**DATA FOR REVIEW**.
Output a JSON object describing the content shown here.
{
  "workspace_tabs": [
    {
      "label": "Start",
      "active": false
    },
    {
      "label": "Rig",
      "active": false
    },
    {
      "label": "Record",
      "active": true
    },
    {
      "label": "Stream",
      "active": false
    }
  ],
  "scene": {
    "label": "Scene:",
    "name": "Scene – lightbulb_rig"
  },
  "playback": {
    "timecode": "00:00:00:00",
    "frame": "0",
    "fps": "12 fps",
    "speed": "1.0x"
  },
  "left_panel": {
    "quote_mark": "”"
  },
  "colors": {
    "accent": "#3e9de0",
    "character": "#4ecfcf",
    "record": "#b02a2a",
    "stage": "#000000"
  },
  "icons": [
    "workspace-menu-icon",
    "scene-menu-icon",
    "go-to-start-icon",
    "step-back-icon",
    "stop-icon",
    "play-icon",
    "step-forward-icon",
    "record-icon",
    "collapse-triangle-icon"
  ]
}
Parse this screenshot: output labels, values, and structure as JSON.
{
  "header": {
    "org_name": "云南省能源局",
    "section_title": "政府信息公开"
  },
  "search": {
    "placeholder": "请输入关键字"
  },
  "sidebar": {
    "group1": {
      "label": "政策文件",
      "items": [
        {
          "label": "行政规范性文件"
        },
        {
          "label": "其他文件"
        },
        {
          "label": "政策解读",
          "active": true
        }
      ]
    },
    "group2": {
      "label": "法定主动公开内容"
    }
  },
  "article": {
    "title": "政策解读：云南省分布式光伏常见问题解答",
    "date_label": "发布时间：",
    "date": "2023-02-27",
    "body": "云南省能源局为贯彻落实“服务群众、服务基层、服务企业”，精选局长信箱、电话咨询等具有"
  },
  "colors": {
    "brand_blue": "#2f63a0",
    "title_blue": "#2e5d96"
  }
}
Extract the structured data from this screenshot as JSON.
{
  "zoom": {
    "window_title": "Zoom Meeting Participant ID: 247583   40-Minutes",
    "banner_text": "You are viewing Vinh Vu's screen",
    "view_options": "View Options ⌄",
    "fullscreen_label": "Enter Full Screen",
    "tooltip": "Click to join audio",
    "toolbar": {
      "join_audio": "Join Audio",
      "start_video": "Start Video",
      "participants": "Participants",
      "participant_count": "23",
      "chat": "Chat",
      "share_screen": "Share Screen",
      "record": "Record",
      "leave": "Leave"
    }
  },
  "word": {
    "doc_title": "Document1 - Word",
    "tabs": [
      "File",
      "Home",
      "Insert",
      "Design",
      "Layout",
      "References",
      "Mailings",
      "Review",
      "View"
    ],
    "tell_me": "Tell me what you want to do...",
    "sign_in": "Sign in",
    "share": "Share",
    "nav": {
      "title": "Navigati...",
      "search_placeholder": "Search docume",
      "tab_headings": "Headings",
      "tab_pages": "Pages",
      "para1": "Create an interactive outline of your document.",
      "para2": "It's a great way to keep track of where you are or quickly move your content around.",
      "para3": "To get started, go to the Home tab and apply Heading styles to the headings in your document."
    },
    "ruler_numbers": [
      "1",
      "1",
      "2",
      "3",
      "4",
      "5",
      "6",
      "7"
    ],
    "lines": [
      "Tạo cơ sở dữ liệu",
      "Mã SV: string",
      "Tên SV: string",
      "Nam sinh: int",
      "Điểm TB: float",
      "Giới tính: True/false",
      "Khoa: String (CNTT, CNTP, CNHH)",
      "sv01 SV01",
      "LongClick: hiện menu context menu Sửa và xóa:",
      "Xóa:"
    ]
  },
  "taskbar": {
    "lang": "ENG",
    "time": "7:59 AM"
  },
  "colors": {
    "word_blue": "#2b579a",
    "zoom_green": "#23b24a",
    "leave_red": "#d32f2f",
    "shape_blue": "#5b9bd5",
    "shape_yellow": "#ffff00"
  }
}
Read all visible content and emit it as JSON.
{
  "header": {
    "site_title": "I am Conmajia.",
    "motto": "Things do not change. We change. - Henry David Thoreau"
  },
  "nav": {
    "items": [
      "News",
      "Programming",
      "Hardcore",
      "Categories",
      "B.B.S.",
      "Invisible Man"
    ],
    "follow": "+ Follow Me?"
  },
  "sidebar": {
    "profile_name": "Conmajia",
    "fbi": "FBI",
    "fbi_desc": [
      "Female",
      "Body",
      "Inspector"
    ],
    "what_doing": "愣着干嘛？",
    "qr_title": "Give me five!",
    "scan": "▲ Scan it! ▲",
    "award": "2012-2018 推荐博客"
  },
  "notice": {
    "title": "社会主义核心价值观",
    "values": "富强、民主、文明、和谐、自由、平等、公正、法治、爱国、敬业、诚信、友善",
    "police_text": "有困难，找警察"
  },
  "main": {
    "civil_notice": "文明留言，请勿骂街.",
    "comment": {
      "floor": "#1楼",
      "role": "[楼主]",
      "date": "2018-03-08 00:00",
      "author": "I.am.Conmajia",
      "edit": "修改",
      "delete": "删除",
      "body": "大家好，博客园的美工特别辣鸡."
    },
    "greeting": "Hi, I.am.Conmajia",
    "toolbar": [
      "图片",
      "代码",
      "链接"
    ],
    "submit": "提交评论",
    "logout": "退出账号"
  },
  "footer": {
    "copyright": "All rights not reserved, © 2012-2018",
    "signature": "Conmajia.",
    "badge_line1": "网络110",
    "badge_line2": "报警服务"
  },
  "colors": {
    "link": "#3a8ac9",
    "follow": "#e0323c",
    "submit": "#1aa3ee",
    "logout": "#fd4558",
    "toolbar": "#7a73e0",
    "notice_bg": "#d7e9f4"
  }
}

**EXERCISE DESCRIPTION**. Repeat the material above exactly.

**SOLUTION FOR THIS EXERCISE**.
Output a JSON object describing the content shown here.
{
  "workspace_tabs": [
    {
      "label": "Start",
      "active": false
    },
    {
      "label": "Rig",
      "active": false
    },
    {
      "label": "Record",
      "active": true
    },
    {
      "label": "Stream",
      "active": false
    }
  ],
  "scene": {
    "label": "Scene:",
    "name": "Scene – lightbulb_rig"
  },
  "playback": {
    "timecode": "00:00:00:00",
    "frame": "0",
    "fps": "12 fps",
    "speed": "1.0x"
  },
  "left_panel": {
    "quote_mark": "”"
  },
  "colors": {
    "accent": "#3e9de0",
    "character": "#4ecfcf",
    "record": "#b02a2a",
    "stage": "#000000"
  },
  "icons": [
    "workspace-menu-icon",
    "scene-menu-icon",
    "go-to-start-icon",
    "step-back-icon",
    "stop-icon",
    "play-icon",
    "step-forward-icon",
    "record-icon",
    "collapse-triangle-icon"
  ]
}
Parse this screenshot: output labels, values, and structure as JSON.
{
  "header": {
    "org_name": "云南省能源局",
    "section_title": "政府信息公开"
  },
  "search": {
    "placeholder": "请输入关键字"
  },
  "sidebar": {
    "group1": {
      "label": "政策文件",
      "items": [
        {
          "label": "行政规范性文件"
        },
        {
          "label": "其他文件"
        },
        {
          "label": "政策解读",
          "active": true
        }
      ]
    },
    "group2": {
      "label": "法定主动公开内容"
    }
  },
  "article": {
    "title": "政策解读：云南省分布式光伏常见问题解答",
    "date_label": "发布时间：",
    "date": "2023-02-27",
    "body": "云南省能源局为贯彻落实“服务群众、服务基层、服务企业”，精选局长信箱、电话咨询等具有"
  },
  "colors": {
    "brand_blue": "#2f63a0",
    "title_blue": "#2e5d96"
  }
}
Extract the structured data from this screenshot as JSON.
{
  "zoom": {
    "window_title": "Zoom Meeting Participant ID: 247583   40-Minutes",
    "banner_text": "You are viewing Vinh Vu's screen",
    "view_options": "View Options ⌄",
    "fullscreen_label": "Enter Full Screen",
    "tooltip": "Click to join audio",
    "toolbar": {
      "join_audio": "Join Audio",
      "start_video": "Start Video",
      "participants": "Participants",
      "participant_count": "23",
      "chat": "Chat",
      "share_screen": "Share Screen",
      "record": "Record",
      "leave": "Leave"
    }
  },
  "word": {
    "doc_title": "Document1 - Word",
    "tabs": [
      "File",
      "Home",
      "Insert",
      "Design",
      "Layout",
      "References",
      "Mailings",
      "Review",
      "View"
    ],
    "tell_me": "Tell me what you want to do...",
    "sign_in": "Sign in",
    "share": "Share",
    "nav": {
      "title": "Navigati...",
      "search_placeholder": "Search docume",
      "tab_headings": "Headings",
      "tab_pages": "Pages",
      "para1": "Create an interactive outline of your document.",
      "para2": "It's a great way to keep track of where you are or quickly move your content around.",
      "para3": "To get started, go to the Home tab and apply Heading styles to the headings in your document."
    },
    "ruler_numbers": [
      "1",
      "1",
      "2",
      "3",
      "4",
      "5",
      "6",
      "7"
    ],
    "lines": [
      "Tạo cơ sở dữ liệu",
      "Mã SV: string",
      "Tên SV: string",
      "Nam sinh: int",
      "Điểm TB: float",
      "Giới tính: True/false",
      "Khoa: String (CNTT, CNTP, CNHH)",
      "sv01 SV01",
      "LongClick: hiện menu context menu Sửa và xóa:",
      "Xóa:"
    ]
  },
  "taskbar": {
    "lang": "ENG",
    "time": "7:59 AM"
  },
  "colors": {
    "word_blue": "#2b579a",
    "zoom_green": "#23b24a",
    "leave_red": "#d32f2f",
    "shape_blue": "#5b9bd5",
    "shape_yellow": "#ffff00"
  }
}
Read all visible content and emit it as JSON.
{
  "header": {
    "site_title": "I am Conmajia.",
    "motto": "Things do not change. We change. - Henry David Thoreau"
  },
  "nav": {
    "items": [
      "News",
      "Programming",
      "Hardcore",
      "Categories",
      "B.B.S.",
      "Invisible Man"
    ],
    "follow": "+ Follow Me?"
  },
  "sidebar": {
    "profile_name": "Conmajia",
    "fbi": "FBI",
    "fbi_desc": [
      "Female",
      "Body",
      "Inspector"
    ],
    "what_doing": "愣着干嘛？",
    "qr_title": "Give me five!",
    "scan": "▲ Scan it! ▲",
    "award": "2012-2018 推荐博客"
  },
  "notice": {
    "title": "社会主义核心价值观",
    "values": "富强、民主、文明、和谐、自由、平等、公正、法治、爱国、敬业、诚信、友善",
    "police_text": "有困难，找警察"
  },
  "main": {
    "civil_notice": "文明留言，请勿骂街.",
    "comment": {
      "floor": "#1楼",
      "role": "[楼主]",
      "date": "2018-03-08 00:00",
      "author": "I.am.Conmajia",
      "edit": "修改",
      "delete": "删除",
      "body": "大家好，博客园的美工特别辣鸡."
    },
    "greeting": "Hi, I.am.Conmajia",
    "toolbar": [
      "图片",
      "代码",
      "链接"
    ],
    "submit": "提交评论",
    "logout": "退出账号"
  },
  "footer": {
    "copyright": "All rights not reserved, © 2012-2018",
    "signature": "Conmajia.",
    "badge_line1": "网络110",
    "badge_line2": "报警服务"
  },
  "colors": {
    "link": "#3a8ac9",
    "follow": "#e0323c",
    "submit": "#1aa3ee",
    "logout": "#fd4558",
    "toolbar": "#7a73e0",
    "notice_bg": "#d7e9f4"
  }
}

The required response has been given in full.